COVID-19 thrust the virtual meeting platform into the spotlight this year, becoming the go-to resource for remote employment, education, and even socializing.
This coronavirus-induced image paints Zoom as a blossoming, relationship-oriented company—a hub for digital connection, innovation, and collaboration.
Recently, though, Zoom has come under fire for a different kind of collaboration: its potential cooperation with China.
Zoom shuts down Chinese activist accounts
Their names? Lee Cheuk-yan, Wang Dan, and Zhou Fengsuo.
Zoom recently suspended their accounts because of some Zoom meetings they hosted in early June on the subject of Tiananmen Square massacre commemoration.
According to Zoom, China notified the the company and demanded action:
"In May and early June, we were notified by the Chinese government about four large, public June 4th commemoration meetings on Zoom that were being publicized on social media, including meeting details. The Chinese government informed us that this activity is illegal in China and demanded that Zoom terminate the meetings and host accounts."
Using meeting metadata, Zoom was able to determine the presence of mainland China residents on three calls. Next, it decided to terminate the accounts of the meeting hosts, even though none of them reside in China. The activists reside in the United States.
Zoom says that was a mistake.
"We shut down the meetings instead of blocking the participants by country. We currently do not have the capability to block participants by country. We could have anticipated this need. While there would have been significant repercussions, we also could have kept the meetings running."
Now Zoom plans to take a different course of action:
- Zoom will not allow requests from the Chinese government to impact anyone outside of mainland China.
- Zoom is developing technology over the next several days that will enable us to remove or block at the participant level based on geography.
- "We are improving our global policy to respond to these types of requests."
Now Congress is looking into Zoom's China response
Zoom explained its side of the story.
However, Congress now has questions about what is happening at Zoom.
In a letter to Zoom from the U.S. House of Representatives Committee on Energy and Commerce, members of Congress questioned Zoom's relationship with the Chinese Communist Party.

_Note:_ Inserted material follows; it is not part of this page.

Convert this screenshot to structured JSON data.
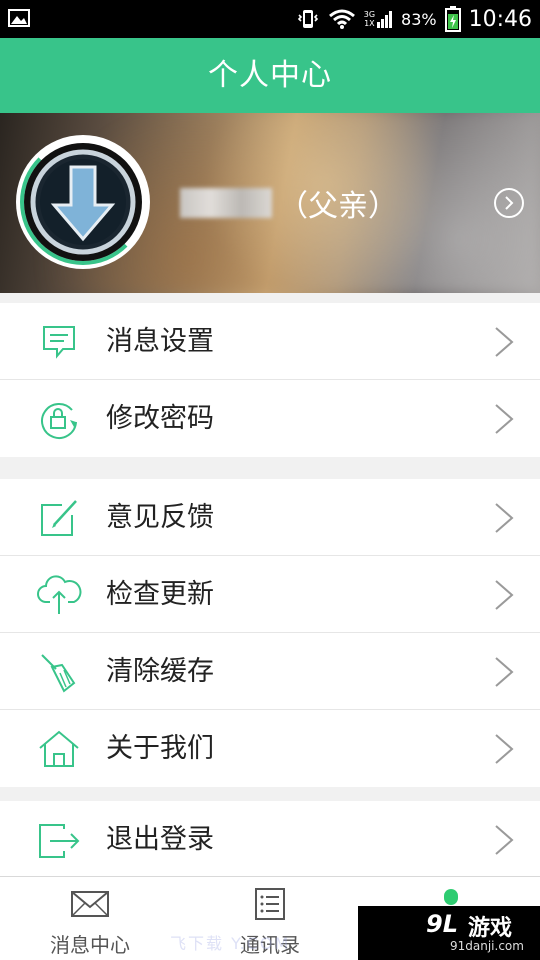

They have 10 questions for the virtual meeting platform, but here are three highlights:
- "As a U.S.-based company, please cite the 'local law' you claim to have complied with to justify suppressing the free speech of U.S.-based Chinese activists and identify the date on which you reinstated the accounts of such activists."

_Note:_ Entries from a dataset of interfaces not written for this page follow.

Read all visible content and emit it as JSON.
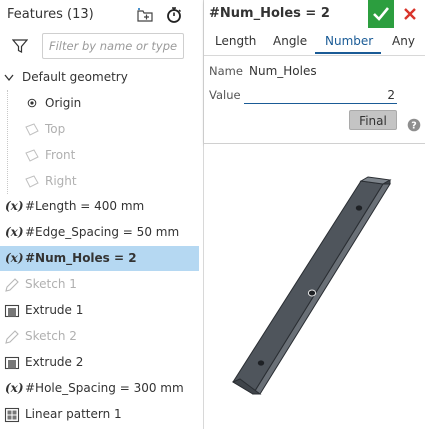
{
  "features_panel": {
    "title": "Features (13)",
    "filter_placeholder": "Filter by name or type",
    "items": [
      {
        "label": "Default geometry",
        "kind": "group"
      },
      {
        "label": "Origin",
        "kind": "origin"
      },
      {
        "label": "Top",
        "kind": "plane"
      },
      {
        "label": "Front",
        "kind": "plane"
      },
      {
        "label": "Right",
        "kind": "plane"
      },
      {
        "label": "#Length = 400 mm",
        "kind": "variable"
      },
      {
        "label": "#Edge_Spacing = 50 mm",
        "kind": "variable"
      },
      {
        "label": "#Num_Holes = 2",
        "kind": "variable",
        "selected": true
      },
      {
        "label": "Sketch 1",
        "kind": "sketch"
      },
      {
        "label": "Extrude 1",
        "kind": "extrude"
      },
      {
        "label": "Sketch 2",
        "kind": "sketch"
      },
      {
        "label": "Extrude 2",
        "kind": "extrude"
      },
      {
        "label": "#Hole_Spacing = 300 mm",
        "kind": "variable"
      },
      {
        "label": "Linear pattern 1",
        "kind": "pattern"
      }
    ],
    "variable_symbol": "(x)"
  },
  "dialog": {
    "title": "#Num_Holes = 2",
    "tabs": [
      "Length",
      "Angle",
      "Number",
      "Any"
    ],
    "active_tab": "Number",
    "name_label": "Name",
    "name_value": "Num_Holes",
    "value_label": "Value",
    "value": "2",
    "final_label": "Final"
  },
  "colors": {
    "accept": "#2c9e3f",
    "cancel": "#d9342b",
    "selection": "#b5d8f2",
    "accent": "#1a5b96",
    "part": "#5a6068"
  }
}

- "Please explain how and why Zoom collects information on Americans and what specific categories of information is collected."
- "Does Zoom have a data sharing agreement with the Chinese Communist Party or any Chinese state-owned entity? If yes, please explain what the agreement covers and why."
Zoom is already being sued for alleged privacy violations and has been on a wild roller-coaster like ride since the COVID-19 pandemic boosted its business and the intensity of the spotlight on the company.
Apparently, that wild ride is not over yet.